Yalumba (Australia) "The Signature" Barossa Cabernet/Shiraz 1997
Bright, zingy crimson/purple colour. Lovely, fragrant, pungent nose of spicy new American oak, vanilla, coconut, and sweet, minty blackcurrant and mulberry fruit. Little nuances of nutmeg and sasaprilla. On the palate this is dense, rich, powerful stuff with a forceful tannic grip giving plenty of backbone to velvetty-smooth berry fruit and nuances of chocolate and exotic, smoky spices. Round and rich, the finish is long and balanced, though tannins are adding a rough, savoury note at present. I think this latter, slightly unknit though not unpleasant trait, is a product of the vintage. Still, very good indeed. Around £19 from Majestic, Berry Brothers & Rudd, Bibendum and independents. (02/02)

Paul Blanck (Alsace) Gewürtztraminer 2000
Chosen to accompany a foie-gras and ham-based terrine, this dry gewürztraminer has a really lovely nose of fresh grapes, rose-petals and juicy, quite fragrant plum fruit.
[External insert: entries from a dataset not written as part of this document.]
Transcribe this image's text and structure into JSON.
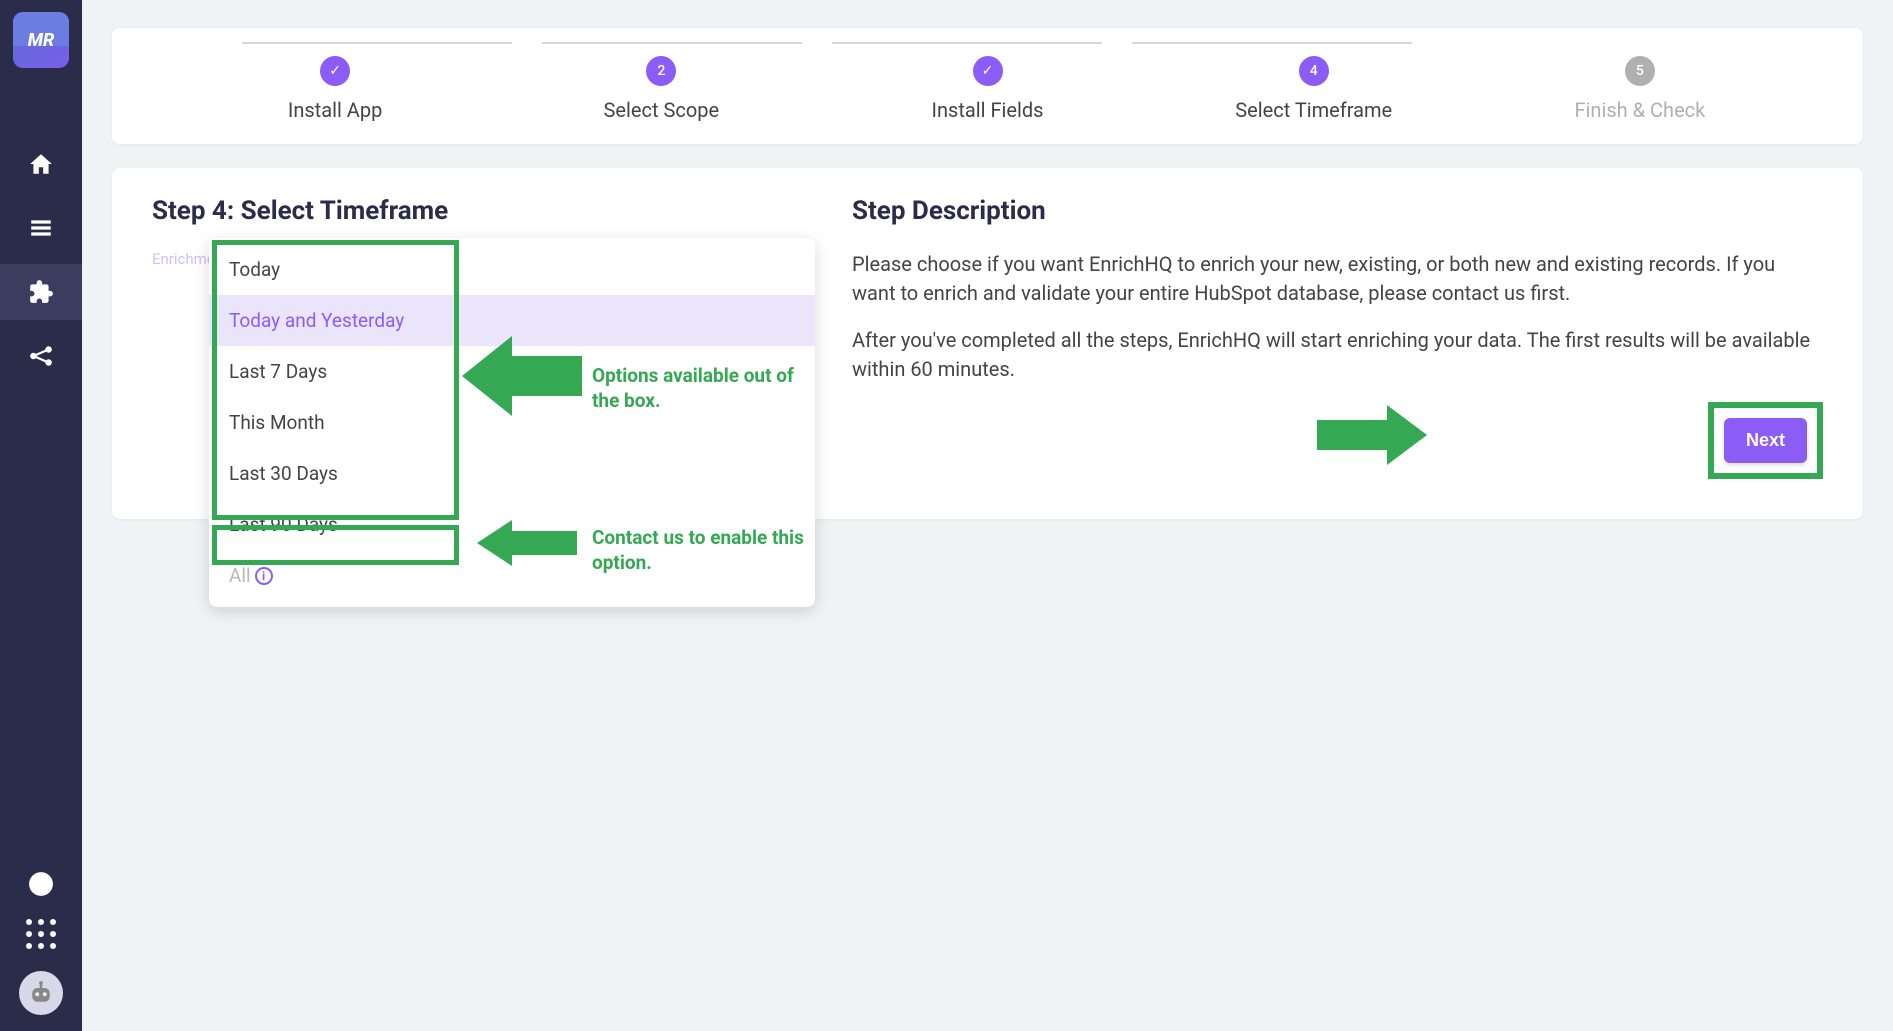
{
  "sidebar": {
    "logo_text": "MR"
  },
  "stepper": {
    "steps": [
      {
        "label": "Install App",
        "indicator": "✓",
        "active": true
      },
      {
        "label": "Select Scope",
        "indicator": "2",
        "active": true
      },
      {
        "label": "Install Fields",
        "indicator": "✓",
        "active": true
      },
      {
        "label": "Select Timeframe",
        "indicator": "4",
        "active": true
      },
      {
        "label": "Finish & Check",
        "indicator": "5",
        "active": false
      }
    ]
  },
  "content": {
    "step_title": "Step 4: Select Timeframe",
    "field_label": "Enrichment Timeframe",
    "desc_title": "Step Description",
    "desc_p1": "Please choose if you want EnrichHQ to enrich your new, existing, or both new and existing records. If you want to enrich and validate your entire HubSpot database, please contact us first.",
    "desc_p2": "After you've completed all the steps, EnrichHQ will start enriching your data. The first results will be available within 60 minutes.",
    "next_label": "Next"
  },
  "dropdown": {
    "options": [
      {
        "label": "Today",
        "selected": false,
        "disabled": false
      },
      {
        "label": "Today and Yesterday",
        "selected": true,
        "disabled": false
      },
      {
        "label": "Last 7 Days",
        "selected": false,
        "disabled": false
      },
      {
        "label": "This Month",
        "selected": false,
        "disabled": false
      },
      {
        "label": "Last 30 Days",
        "selected": false,
        "disabled": false
      },
      {
        "label": "Last 90 Days",
        "selected": false,
        "disabled": false
      },
      {
        "label": "All",
        "selected": false,
        "disabled": true
      }
    ]
  },
  "annotations": {
    "a1": "Options available out of the box.",
    "a2": "Contact us to enable this option."
  }
}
There is a little note of bacon-fat. The palate is rich and powerful, with plenty of well-judged acidity keeping the wine fresh and food-friendly, but medium- to full-body and displaying good fruit that pushes through to decent finish. I haven't tasted many of Blanck's wines before, but this was perfect with the food and I'd rate it good to very good. (01/02)

Mastroberardino (Italy) "Radici" Taurasi 1995
Another memory of my Italian summer holiday in this region (Campania), where I drank several fine wines, like this one, made from the Aglianico grape. Beautifully mature, this has a lovely bouquet of ripe, bittersweet cherries, cedar, and warming tobacco. There is lovely fruit, but the vaguely claretty nose is quite savoury and has plenty of class. On the palate this is drinking really well, and the character is consistent with the nose; lots of cherry and autumnal berry fruit, backed up by nice, soft, ripe tannins, good levels of acidity and that cedary, integrated oak underpinning. Long, balanced, delightful and really most impressive. About £35 in Amaryllis restaurant, Glasgow. (01/02)